_Directions for this task_. Setting aside any pictures, reproduce the data exactly.

_Information shown_.
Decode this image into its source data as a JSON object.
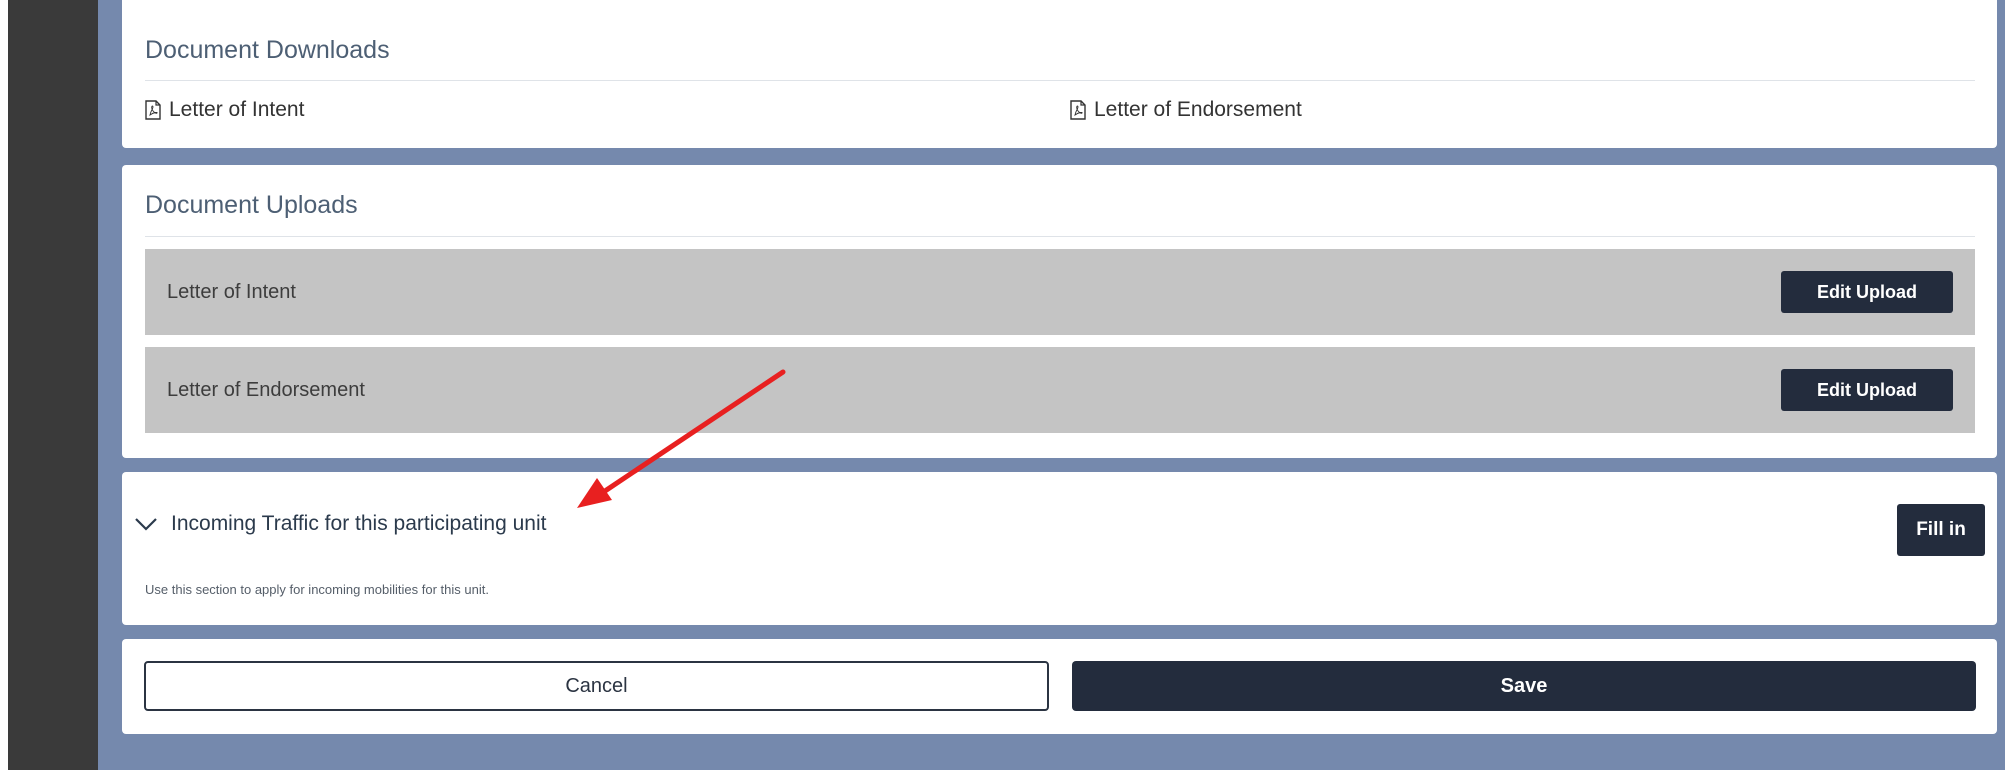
{
  "document_downloads": {
    "title": "Document Downloads",
    "items": [
      {
        "label": "Letter of Intent",
        "icon": "pdf-file-icon"
      },
      {
        "label": "Letter of Endorsement",
        "icon": "pdf-file-icon"
      }
    ]
  },
  "document_uploads": {
    "title": "Document Uploads",
    "rows": [
      {
        "label": "Letter of Intent",
        "button_label": "Edit Upload"
      },
      {
        "label": "Letter of Endorsement",
        "button_label": "Edit Upload"
      }
    ]
  },
  "incoming_traffic": {
    "title": "Incoming Traffic for this participating unit",
    "description": "Use this section to apply for incoming mobilities for this unit.",
    "fill_in_label": "Fill in",
    "toggle_icon": "chevron-down-icon"
  },
  "actions": {
    "cancel_label": "Cancel",
    "save_label": "Save"
  },
  "annotation": {
    "color": "#e82020",
    "icon": "red-arrow-annotation"
  },
  "colors": {
    "accent_dark": "#232c3d",
    "page_background": "#7589ad",
    "upload_row": "#c4c4c4",
    "sidebar": "#3a3a3a"
  }
}
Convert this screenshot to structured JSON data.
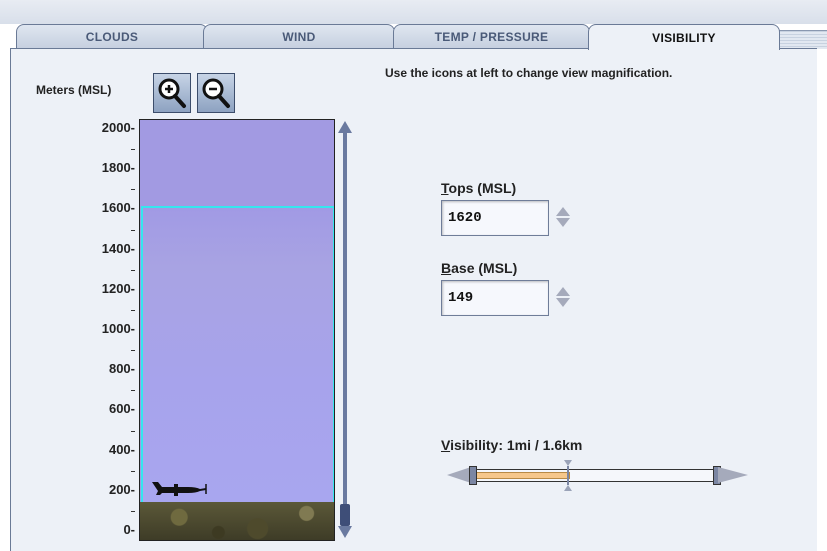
{
  "tabs": [
    {
      "label": "CLOUDS",
      "active": false
    },
    {
      "label": "WIND",
      "active": false
    },
    {
      "label": "TEMP / PRESSURE",
      "active": false
    },
    {
      "label": "VISIBILITY",
      "active": true
    }
  ],
  "hint": "Use the icons at left to change view magnification.",
  "units_label": "Meters (MSL)",
  "zoom_in_icon": "zoom-in-icon",
  "zoom_out_icon": "zoom-out-icon",
  "altitude_axis": {
    "ticks": [
      "2000-",
      "1800-",
      "1600-",
      "1400-",
      "1200-",
      "1000-",
      "800-",
      "600-",
      "400-",
      "200-",
      "0-"
    ],
    "range_m": [
      0,
      2000
    ]
  },
  "cloud_layer": {
    "top_m": 1620,
    "base_m": 149
  },
  "tops": {
    "label_accesskey": "T",
    "label_rest": "ops (MSL)",
    "value": "1620"
  },
  "base": {
    "label_accesskey": "B",
    "label_rest": "ase (MSL)",
    "value": "149"
  },
  "visibility": {
    "label_accesskey": "V",
    "label_rest": "isibility: 1mi / 1.6km",
    "slider_fraction": 0.39
  },
  "colors": {
    "cloud_border": "#35e6ee",
    "sky": "#a29ae2",
    "accent": "#6a7aa0"
  }
}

_Answer_.
Decode this image into its source data as a JSON object.
{
  "document_downloads": {
    "title": "Document Downloads",
    "items": [
      {
        "label": "Letter of Intent",
        "icon": "pdf-file-icon"
      },
      {
        "label": "Letter of Endorsement",
        "icon": "pdf-file-icon"
      }
    ]
  },
  "document_uploads": {
    "title": "Document Uploads",
    "rows": [
      {
        "label": "Letter of Intent",
        "button_label": "Edit Upload"
      },
      {
        "label": "Letter of Endorsement",
        "button_label": "Edit Upload"
      }
    ]
  },
  "incoming_traffic": {
    "title": "Incoming Traffic for this participating unit",
    "description": "Use this section to apply for incoming mobilities for this unit.",
    "fill_in_label": "Fill in",
    "toggle_icon": "chevron-down-icon"
  },
  "actions": {
    "cancel_label": "Cancel",
    "save_label": "Save"
  },
  "annotation": {
    "color": "#e82020",
    "icon": "red-arrow-annotation"
  },
  "colors": {
    "accent_dark": "#232c3d",
    "page_background": "#7589ad",
    "upload_row": "#c4c4c4",
    "sidebar": "#3a3a3a"
  }
}
Convert this screenshot to structured JSON data.
{
  "tabs": [
    {
      "label": "CLOUDS",
      "active": false
    },
    {
      "label": "WIND",
      "active": false
    },
    {
      "label": "TEMP / PRESSURE",
      "active": false
    },
    {
      "label": "VISIBILITY",
      "active": true
    }
  ],
  "hint": "Use the icons at left to change view magnification.",
  "units_label": "Meters (MSL)",
  "zoom_in_icon": "zoom-in-icon",
  "zoom_out_icon": "zoom-out-icon",
  "altitude_axis": {
    "ticks": [
      "2000-",
      "1800-",
      "1600-",
      "1400-",
      "1200-",
      "1000-",
      "800-",
      "600-",
      "400-",
      "200-",
      "0-"
    ],
    "range_m": [
      0,
      2000
    ]
  },
  "cloud_layer": {
    "top_m": 1620,
    "base_m": 149
  },
  "tops": {
    "label_accesskey": "T",
    "label_rest": "ops (MSL)",
    "value": "1620"
  },
  "base": {
    "label_accesskey": "B",
    "label_rest": "ase (MSL)",
    "value": "149"
  },
  "visibility": {
    "label_accesskey": "V",
    "label_rest": "isibility: 1mi / 1.6km",
    "slider_fraction": 0.39
  },
  "colors": {
    "cloud_border": "#35e6ee",
    "sky": "#a29ae2",
    "accent": "#6a7aa0"
  }
}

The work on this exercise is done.